TASK TO COMPLETE
Could the listing below be reproduced exactly, minus its pictures?

EXCERPTED DATA
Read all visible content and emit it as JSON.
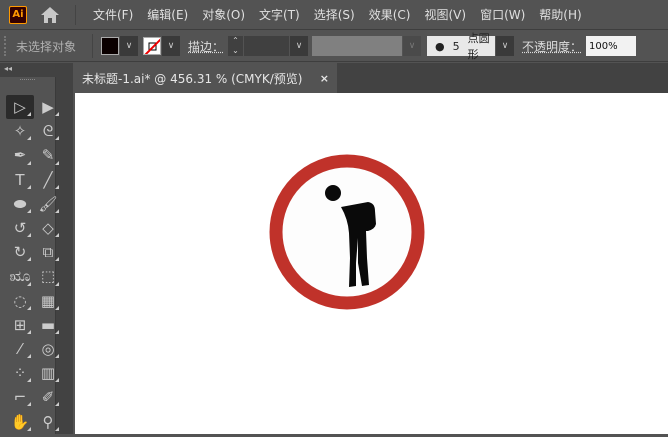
{
  "app": {
    "logo": "Ai"
  },
  "menu": [
    "文件(F)",
    "编辑(E)",
    "对象(O)",
    "文字(T)",
    "选择(S)",
    "效果(C)",
    "视图(V)",
    "窗口(W)",
    "帮助(H)"
  ],
  "control": {
    "selection_status": "未选择对象",
    "fill_color": "#0a0000",
    "stroke_label": "描边：",
    "brush_size": "5",
    "brush_name": "点圆形",
    "opacity_label": "不透明度：",
    "opacity_value": "100%"
  },
  "panel": {
    "collapse": "◂◂"
  },
  "document": {
    "tab_title": "未标题-1.ai* @ 456.31 % (CMYK/预览)",
    "close": "×"
  },
  "artwork": {
    "ring_color": "#c0322a",
    "figure_color": "#0a0a0a"
  },
  "tools": [
    {
      "name": "selection-tool",
      "glyph": "▷"
    },
    {
      "name": "direct-selection-tool",
      "glyph": "▶"
    },
    {
      "name": "magic-wand-tool",
      "glyph": "✧"
    },
    {
      "name": "lasso-tool",
      "glyph": "ᘓ"
    },
    {
      "name": "pen-tool",
      "glyph": "✒"
    },
    {
      "name": "curvature-tool",
      "glyph": "✎"
    },
    {
      "name": "type-tool",
      "glyph": "T"
    },
    {
      "name": "line-tool",
      "glyph": "╱"
    },
    {
      "name": "ellipse-tool",
      "glyph": "⬬"
    },
    {
      "name": "paintbrush-tool",
      "glyph": "🖌"
    },
    {
      "name": "shaper-tool",
      "glyph": "↺"
    },
    {
      "name": "eraser-tool",
      "glyph": "◇"
    },
    {
      "name": "rotate-tool",
      "glyph": "↻"
    },
    {
      "name": "scale-tool",
      "glyph": "⧉"
    },
    {
      "name": "warp-tool",
      "glyph": "ೠ"
    },
    {
      "name": "free-transform-tool",
      "glyph": "⬚"
    },
    {
      "name": "shape-builder-tool",
      "glyph": "◌"
    },
    {
      "name": "perspective-grid-tool",
      "glyph": "▦"
    },
    {
      "name": "mesh-tool",
      "glyph": "⊞"
    },
    {
      "name": "gradient-tool",
      "glyph": "▬"
    },
    {
      "name": "eyedropper-tool",
      "glyph": "⁄"
    },
    {
      "name": "blend-tool",
      "glyph": "◎"
    },
    {
      "name": "symbol-sprayer-tool",
      "glyph": "⁘"
    },
    {
      "name": "column-graph-tool",
      "glyph": "▥"
    },
    {
      "name": "artboard-tool",
      "glyph": "⌐"
    },
    {
      "name": "slice-tool",
      "glyph": "✐"
    },
    {
      "name": "hand-tool",
      "glyph": "✋"
    },
    {
      "name": "zoom-tool",
      "glyph": "⚲"
    }
  ]
}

ANSWER TO THE PROBLEM
Read all visible content and emit it as JSON.
{
  "app": {
    "logo": "Ai"
  },
  "menu": [
    "文件(F)",
    "编辑(E)",
    "对象(O)",
    "文字(T)",
    "选择(S)",
    "效果(C)",
    "视图(V)",
    "窗口(W)",
    "帮助(H)"
  ],
  "control": {
    "selection_status": "未选择对象",
    "fill_color": "#0a0000",
    "stroke_label": "描边：",
    "brush_size": "5",
    "brush_name": "点圆形",
    "opacity_label": "不透明度：",
    "opacity_value": "100%"
  },
  "panel": {
    "collapse": "◂◂"
  },
  "document": {
    "tab_title": "未标题-1.ai* @ 456.31 % (CMYK/预览)",
    "close": "×"
  },
  "artwork": {
    "ring_color": "#c0322a",
    "figure_color": "#0a0a0a"
  },
  "tools": [
    {
      "name": "selection-tool",
      "glyph": "▷"
    },
    {
      "name": "direct-selection-tool",
      "glyph": "▶"
    },
    {
      "name": "magic-wand-tool",
      "glyph": "✧"
    },
    {
      "name": "lasso-tool",
      "glyph": "ᘓ"
    },
    {
      "name": "pen-tool",
      "glyph": "✒"
    },
    {
      "name": "curvature-tool",
      "glyph": "✎"
    },
    {
      "name": "type-tool",
      "glyph": "T"
    },
    {
      "name": "line-tool",
      "glyph": "╱"
    },
    {
      "name": "ellipse-tool",
      "glyph": "⬬"
    },
    {
      "name": "paintbrush-tool",
      "glyph": "🖌"
    },
    {
      "name": "shaper-tool",
      "glyph": "↺"
    },
    {
      "name": "eraser-tool",
      "glyph": "◇"
    },
    {
      "name": "rotate-tool",
      "glyph": "↻"
    },
    {
      "name": "scale-tool",
      "glyph": "⧉"
    },
    {
      "name": "warp-tool",
      "glyph": "ೠ"
    },
    {
      "name": "free-transform-tool",
      "glyph": "⬚"
    },
    {
      "name": "shape-builder-tool",
      "glyph": "◌"
    },
    {
      "name": "perspective-grid-tool",
      "glyph": "▦"
    },
    {
      "name": "mesh-tool",
      "glyph": "⊞"
    },
    {
      "name": "gradient-tool",
      "glyph": "▬"
    },
    {
      "name": "eyedropper-tool",
      "glyph": "⁄"
    },
    {
      "name": "blend-tool",
      "glyph": "◎"
    },
    {
      "name": "symbol-sprayer-tool",
      "glyph": "⁘"
    },
    {
      "name": "column-graph-tool",
      "glyph": "▥"
    },
    {
      "name": "artboard-tool",
      "glyph": "⌐"
    },
    {
      "name": "slice-tool",
      "glyph": "✐"
    },
    {
      "name": "hand-tool",
      "glyph": "✋"
    },
    {
      "name": "zoom-tool",
      "glyph": "⚲"
    }
  ]
}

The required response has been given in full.